**What you will do:** Find and copy each line of the listing below that has the word "response" in it.

**Available data:**
= Beginning of Section =
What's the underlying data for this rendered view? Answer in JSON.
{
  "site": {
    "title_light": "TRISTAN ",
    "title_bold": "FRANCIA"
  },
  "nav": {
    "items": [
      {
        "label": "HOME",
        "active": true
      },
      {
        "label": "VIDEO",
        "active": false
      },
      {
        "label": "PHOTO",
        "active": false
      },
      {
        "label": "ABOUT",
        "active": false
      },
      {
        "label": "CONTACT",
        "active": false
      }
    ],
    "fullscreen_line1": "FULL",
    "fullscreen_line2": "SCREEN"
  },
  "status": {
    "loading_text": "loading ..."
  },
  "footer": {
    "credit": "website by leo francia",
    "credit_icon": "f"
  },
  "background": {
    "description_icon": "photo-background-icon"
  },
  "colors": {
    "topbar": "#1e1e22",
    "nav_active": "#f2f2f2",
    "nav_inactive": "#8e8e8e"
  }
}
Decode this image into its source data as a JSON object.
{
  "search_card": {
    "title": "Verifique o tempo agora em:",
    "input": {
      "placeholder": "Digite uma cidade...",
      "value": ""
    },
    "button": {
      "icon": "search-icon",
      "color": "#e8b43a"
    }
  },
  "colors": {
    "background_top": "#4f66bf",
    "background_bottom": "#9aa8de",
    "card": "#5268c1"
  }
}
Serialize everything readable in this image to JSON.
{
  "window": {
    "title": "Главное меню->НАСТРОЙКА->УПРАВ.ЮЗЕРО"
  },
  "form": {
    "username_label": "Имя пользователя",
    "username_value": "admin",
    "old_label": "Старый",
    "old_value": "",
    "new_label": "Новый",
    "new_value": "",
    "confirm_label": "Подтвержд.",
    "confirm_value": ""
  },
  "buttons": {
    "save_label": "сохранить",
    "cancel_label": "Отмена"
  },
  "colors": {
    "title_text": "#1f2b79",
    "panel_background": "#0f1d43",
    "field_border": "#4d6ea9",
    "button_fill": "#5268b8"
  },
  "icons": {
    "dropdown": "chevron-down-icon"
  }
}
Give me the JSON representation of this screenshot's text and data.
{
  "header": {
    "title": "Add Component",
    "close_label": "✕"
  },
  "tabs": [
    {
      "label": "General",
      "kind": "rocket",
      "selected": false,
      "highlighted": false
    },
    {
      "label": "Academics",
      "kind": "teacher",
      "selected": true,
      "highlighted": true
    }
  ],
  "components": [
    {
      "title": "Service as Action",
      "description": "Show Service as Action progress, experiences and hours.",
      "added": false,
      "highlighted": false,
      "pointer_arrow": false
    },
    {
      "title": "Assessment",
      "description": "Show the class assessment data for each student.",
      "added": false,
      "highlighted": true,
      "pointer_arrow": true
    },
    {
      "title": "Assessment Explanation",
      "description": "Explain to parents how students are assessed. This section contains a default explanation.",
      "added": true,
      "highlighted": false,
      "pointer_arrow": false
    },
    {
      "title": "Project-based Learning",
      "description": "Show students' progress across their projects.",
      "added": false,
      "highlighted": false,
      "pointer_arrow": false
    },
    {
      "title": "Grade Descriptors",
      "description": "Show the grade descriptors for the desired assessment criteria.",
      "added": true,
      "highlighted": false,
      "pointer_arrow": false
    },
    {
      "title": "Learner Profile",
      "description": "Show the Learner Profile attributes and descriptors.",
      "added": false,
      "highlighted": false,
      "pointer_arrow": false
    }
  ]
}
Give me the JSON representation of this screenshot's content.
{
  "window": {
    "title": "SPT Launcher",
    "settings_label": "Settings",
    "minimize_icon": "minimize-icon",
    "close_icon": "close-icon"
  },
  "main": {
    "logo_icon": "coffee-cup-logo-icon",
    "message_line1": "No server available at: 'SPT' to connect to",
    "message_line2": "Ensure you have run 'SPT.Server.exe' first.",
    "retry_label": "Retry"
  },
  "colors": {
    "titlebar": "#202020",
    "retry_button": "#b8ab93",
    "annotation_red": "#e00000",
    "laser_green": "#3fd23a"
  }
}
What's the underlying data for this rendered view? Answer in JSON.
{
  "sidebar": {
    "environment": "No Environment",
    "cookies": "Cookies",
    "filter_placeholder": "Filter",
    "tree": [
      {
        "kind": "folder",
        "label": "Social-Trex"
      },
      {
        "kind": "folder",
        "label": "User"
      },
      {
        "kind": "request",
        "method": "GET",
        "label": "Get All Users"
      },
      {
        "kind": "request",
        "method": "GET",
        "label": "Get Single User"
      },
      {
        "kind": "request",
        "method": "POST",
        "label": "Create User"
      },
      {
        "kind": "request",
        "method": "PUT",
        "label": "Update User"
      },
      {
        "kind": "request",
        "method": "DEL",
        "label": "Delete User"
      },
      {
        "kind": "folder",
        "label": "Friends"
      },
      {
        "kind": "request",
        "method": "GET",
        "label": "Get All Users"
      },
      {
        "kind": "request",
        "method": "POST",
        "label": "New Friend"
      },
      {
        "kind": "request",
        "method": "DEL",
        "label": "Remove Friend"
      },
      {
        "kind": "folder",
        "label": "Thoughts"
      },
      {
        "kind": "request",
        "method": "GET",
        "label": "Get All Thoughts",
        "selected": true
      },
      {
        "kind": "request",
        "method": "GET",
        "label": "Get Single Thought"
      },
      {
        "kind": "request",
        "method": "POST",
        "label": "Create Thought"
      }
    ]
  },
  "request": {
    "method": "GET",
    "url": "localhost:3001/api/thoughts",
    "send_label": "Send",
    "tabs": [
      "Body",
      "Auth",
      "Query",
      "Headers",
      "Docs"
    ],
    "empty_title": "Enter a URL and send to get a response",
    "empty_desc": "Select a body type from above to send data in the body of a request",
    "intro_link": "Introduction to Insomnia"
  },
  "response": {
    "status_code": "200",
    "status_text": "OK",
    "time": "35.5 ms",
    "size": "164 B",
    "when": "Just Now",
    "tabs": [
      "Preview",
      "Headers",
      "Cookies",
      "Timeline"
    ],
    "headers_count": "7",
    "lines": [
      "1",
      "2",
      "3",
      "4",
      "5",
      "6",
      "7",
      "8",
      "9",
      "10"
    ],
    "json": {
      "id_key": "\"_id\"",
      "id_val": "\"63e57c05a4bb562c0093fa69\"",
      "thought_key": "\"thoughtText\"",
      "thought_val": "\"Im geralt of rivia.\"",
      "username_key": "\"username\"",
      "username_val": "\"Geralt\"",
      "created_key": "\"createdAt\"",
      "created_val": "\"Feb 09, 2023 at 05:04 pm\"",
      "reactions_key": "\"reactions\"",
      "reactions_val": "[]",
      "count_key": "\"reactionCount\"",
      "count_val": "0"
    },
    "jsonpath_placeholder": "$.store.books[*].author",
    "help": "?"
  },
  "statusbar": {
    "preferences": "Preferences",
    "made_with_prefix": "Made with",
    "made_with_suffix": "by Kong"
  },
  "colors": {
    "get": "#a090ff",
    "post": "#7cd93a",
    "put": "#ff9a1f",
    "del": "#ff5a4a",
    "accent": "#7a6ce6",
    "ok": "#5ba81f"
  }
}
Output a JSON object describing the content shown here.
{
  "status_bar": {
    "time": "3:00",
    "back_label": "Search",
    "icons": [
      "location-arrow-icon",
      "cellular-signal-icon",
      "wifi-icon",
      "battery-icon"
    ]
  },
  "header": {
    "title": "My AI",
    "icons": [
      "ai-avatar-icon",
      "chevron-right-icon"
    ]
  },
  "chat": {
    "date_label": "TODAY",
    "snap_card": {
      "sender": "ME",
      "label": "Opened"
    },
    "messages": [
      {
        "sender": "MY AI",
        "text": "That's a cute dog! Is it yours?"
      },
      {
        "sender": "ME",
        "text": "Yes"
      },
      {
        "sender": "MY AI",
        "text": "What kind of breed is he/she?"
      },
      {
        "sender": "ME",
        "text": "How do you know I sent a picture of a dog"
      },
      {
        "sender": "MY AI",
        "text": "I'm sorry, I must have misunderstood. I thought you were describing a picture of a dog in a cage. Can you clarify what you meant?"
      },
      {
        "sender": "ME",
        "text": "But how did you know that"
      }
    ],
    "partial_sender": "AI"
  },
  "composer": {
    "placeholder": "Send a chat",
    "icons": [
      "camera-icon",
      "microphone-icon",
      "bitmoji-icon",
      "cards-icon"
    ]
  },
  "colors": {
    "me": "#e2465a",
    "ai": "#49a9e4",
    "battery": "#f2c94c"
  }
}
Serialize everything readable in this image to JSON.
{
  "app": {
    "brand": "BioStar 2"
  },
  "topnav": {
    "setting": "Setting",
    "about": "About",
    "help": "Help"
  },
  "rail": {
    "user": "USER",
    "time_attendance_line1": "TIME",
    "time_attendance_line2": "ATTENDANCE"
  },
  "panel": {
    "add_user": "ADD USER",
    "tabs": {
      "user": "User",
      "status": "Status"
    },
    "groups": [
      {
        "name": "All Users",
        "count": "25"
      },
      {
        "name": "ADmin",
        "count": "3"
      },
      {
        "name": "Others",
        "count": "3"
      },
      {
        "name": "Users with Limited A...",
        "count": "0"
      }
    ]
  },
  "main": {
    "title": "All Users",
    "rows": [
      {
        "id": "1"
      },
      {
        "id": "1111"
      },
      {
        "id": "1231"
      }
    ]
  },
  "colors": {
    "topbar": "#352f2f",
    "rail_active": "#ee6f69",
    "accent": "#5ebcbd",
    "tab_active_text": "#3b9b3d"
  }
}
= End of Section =
**Exercise output:**
    "empty_title": "Enter a URL and send to get a response",
  "response": {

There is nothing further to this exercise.